▸ AIM OF THE TASK
Return every line below in which "kind" appears.

↓↓↓

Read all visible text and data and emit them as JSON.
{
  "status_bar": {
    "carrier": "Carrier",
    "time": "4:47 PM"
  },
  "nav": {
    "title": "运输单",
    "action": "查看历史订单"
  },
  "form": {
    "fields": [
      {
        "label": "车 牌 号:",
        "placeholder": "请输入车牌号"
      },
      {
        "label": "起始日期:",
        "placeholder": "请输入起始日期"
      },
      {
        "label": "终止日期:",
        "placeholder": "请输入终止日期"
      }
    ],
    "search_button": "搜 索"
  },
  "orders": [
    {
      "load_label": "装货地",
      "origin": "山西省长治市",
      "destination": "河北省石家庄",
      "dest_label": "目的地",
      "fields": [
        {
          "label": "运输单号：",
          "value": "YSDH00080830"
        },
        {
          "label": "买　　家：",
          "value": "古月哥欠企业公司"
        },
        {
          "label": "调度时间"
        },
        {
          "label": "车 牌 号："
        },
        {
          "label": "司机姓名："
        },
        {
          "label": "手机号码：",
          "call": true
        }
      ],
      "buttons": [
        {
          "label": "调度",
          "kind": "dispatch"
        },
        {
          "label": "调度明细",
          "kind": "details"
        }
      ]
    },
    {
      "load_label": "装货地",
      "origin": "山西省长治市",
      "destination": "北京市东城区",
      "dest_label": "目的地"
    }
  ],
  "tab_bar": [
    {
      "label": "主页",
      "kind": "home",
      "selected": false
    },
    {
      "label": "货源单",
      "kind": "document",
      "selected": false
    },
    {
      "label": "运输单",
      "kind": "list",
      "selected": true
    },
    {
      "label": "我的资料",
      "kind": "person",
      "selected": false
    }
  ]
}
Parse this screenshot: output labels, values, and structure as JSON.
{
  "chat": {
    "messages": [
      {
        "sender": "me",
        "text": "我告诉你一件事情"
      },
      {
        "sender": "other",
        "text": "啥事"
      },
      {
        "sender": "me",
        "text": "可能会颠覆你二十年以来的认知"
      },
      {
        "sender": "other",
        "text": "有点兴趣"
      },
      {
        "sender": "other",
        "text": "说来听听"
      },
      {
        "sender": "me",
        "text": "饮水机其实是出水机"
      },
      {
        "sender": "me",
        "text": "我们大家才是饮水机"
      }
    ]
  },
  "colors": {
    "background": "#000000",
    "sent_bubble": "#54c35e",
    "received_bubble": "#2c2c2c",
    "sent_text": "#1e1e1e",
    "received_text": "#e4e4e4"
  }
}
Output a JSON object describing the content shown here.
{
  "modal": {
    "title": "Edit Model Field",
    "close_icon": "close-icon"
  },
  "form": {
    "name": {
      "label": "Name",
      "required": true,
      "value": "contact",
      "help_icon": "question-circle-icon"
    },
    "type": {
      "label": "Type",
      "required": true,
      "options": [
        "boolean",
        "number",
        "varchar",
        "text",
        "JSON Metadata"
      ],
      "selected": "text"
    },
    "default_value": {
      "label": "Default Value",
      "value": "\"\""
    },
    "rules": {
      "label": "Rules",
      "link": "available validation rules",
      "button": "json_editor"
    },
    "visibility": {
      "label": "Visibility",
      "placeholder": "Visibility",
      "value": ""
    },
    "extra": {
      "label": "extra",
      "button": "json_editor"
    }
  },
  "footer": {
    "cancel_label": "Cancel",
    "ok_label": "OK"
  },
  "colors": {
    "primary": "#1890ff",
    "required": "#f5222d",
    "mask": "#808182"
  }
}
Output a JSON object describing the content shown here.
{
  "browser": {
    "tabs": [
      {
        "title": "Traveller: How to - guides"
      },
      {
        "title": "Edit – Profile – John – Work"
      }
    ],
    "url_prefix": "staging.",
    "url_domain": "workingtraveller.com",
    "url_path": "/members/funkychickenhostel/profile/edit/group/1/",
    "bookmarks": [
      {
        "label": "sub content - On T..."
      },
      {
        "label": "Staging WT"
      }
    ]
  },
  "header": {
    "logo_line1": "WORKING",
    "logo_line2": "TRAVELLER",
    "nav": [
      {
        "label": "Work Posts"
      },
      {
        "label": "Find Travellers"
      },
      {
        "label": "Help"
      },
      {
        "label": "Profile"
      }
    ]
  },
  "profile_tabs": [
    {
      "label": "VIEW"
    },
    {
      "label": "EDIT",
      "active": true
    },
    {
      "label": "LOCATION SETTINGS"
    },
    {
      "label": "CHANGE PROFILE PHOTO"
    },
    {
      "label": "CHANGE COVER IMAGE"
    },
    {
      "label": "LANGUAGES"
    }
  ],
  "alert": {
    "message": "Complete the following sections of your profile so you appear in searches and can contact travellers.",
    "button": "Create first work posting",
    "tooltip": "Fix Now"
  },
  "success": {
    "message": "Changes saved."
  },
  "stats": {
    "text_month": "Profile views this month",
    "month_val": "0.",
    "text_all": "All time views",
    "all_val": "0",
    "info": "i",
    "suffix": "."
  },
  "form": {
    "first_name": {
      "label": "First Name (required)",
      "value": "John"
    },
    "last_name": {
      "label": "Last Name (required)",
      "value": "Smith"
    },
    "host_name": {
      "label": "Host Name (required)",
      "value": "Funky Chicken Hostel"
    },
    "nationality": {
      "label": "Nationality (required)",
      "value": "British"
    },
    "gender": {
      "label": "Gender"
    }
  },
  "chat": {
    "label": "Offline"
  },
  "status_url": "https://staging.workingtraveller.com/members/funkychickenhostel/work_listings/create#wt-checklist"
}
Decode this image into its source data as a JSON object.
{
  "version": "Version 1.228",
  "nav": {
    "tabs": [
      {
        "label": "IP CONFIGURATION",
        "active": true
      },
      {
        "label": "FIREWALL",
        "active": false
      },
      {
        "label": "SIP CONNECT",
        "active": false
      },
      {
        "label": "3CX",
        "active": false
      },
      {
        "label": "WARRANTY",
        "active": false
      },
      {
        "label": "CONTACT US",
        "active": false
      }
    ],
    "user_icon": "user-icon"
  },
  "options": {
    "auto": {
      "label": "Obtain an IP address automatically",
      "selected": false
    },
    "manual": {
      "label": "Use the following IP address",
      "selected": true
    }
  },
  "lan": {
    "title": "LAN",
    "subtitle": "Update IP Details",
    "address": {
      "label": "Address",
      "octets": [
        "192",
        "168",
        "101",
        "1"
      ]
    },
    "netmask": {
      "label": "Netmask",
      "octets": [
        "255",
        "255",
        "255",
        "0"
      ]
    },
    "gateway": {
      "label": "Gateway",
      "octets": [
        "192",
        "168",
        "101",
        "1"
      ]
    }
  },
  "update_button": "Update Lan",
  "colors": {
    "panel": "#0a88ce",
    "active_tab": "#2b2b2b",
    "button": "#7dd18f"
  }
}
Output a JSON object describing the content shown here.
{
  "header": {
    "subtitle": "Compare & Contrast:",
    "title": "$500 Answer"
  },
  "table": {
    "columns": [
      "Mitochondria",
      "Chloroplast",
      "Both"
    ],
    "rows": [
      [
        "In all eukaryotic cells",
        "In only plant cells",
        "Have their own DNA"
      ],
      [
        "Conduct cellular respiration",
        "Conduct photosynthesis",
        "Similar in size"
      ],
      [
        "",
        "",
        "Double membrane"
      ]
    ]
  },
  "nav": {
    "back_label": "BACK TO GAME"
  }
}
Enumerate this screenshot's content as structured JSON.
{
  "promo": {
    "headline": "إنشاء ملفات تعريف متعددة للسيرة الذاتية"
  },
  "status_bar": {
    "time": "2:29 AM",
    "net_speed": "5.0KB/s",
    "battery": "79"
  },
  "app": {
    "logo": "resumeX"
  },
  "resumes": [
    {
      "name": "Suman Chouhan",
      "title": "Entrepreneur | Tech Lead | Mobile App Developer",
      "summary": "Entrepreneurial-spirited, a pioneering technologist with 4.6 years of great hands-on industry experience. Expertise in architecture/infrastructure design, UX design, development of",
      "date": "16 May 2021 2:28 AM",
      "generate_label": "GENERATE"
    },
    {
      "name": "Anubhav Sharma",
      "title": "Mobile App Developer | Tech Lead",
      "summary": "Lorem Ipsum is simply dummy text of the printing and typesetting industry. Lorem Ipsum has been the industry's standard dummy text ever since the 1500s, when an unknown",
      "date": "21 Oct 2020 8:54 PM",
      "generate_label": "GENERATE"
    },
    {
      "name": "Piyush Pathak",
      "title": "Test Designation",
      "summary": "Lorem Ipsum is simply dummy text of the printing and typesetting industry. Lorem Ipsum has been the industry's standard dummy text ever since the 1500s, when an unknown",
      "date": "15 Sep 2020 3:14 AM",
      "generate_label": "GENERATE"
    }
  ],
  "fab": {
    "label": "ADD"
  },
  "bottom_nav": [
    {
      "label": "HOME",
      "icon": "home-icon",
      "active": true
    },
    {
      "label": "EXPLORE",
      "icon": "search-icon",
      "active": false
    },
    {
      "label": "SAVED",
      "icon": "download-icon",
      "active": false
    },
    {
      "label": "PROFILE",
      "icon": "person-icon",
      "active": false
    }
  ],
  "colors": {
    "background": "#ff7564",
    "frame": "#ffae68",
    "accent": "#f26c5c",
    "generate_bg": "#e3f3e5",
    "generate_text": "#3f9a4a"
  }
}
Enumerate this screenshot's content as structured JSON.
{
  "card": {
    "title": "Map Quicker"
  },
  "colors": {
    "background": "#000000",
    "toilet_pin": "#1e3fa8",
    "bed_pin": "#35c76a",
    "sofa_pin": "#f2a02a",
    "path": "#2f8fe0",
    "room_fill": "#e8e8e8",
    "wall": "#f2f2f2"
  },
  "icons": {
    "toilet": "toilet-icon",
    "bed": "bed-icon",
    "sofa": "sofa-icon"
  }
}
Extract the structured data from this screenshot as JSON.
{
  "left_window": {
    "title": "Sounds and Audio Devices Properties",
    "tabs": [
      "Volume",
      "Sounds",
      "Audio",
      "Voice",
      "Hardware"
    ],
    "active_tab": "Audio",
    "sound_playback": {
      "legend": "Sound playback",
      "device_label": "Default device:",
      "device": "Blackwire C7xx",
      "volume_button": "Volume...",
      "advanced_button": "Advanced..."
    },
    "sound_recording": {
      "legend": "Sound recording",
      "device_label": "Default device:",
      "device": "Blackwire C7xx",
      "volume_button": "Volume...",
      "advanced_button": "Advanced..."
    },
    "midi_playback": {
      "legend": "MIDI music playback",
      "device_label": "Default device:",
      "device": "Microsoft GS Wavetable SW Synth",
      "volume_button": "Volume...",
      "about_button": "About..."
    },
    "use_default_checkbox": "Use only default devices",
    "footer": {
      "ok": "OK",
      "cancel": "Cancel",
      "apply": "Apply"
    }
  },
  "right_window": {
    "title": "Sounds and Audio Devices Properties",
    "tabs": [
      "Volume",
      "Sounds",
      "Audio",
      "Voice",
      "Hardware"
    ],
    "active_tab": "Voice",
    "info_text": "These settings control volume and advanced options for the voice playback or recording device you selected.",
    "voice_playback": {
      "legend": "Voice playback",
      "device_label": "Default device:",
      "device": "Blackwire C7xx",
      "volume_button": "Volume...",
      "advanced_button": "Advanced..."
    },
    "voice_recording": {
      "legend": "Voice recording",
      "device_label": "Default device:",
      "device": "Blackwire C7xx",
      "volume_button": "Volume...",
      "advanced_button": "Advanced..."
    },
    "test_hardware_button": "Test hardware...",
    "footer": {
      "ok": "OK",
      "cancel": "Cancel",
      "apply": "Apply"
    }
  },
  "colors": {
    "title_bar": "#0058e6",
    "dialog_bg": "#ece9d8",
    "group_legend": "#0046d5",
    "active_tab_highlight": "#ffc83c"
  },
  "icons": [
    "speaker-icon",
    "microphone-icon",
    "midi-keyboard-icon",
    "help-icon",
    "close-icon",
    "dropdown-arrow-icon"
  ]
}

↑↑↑

▸ SOLUTION FOR THIS PROBLEM
          "kind": "dispatch"
          "kind": "details"
      "kind": "home",
      "kind": "document",
      "kind": "list",
      "kind": "person",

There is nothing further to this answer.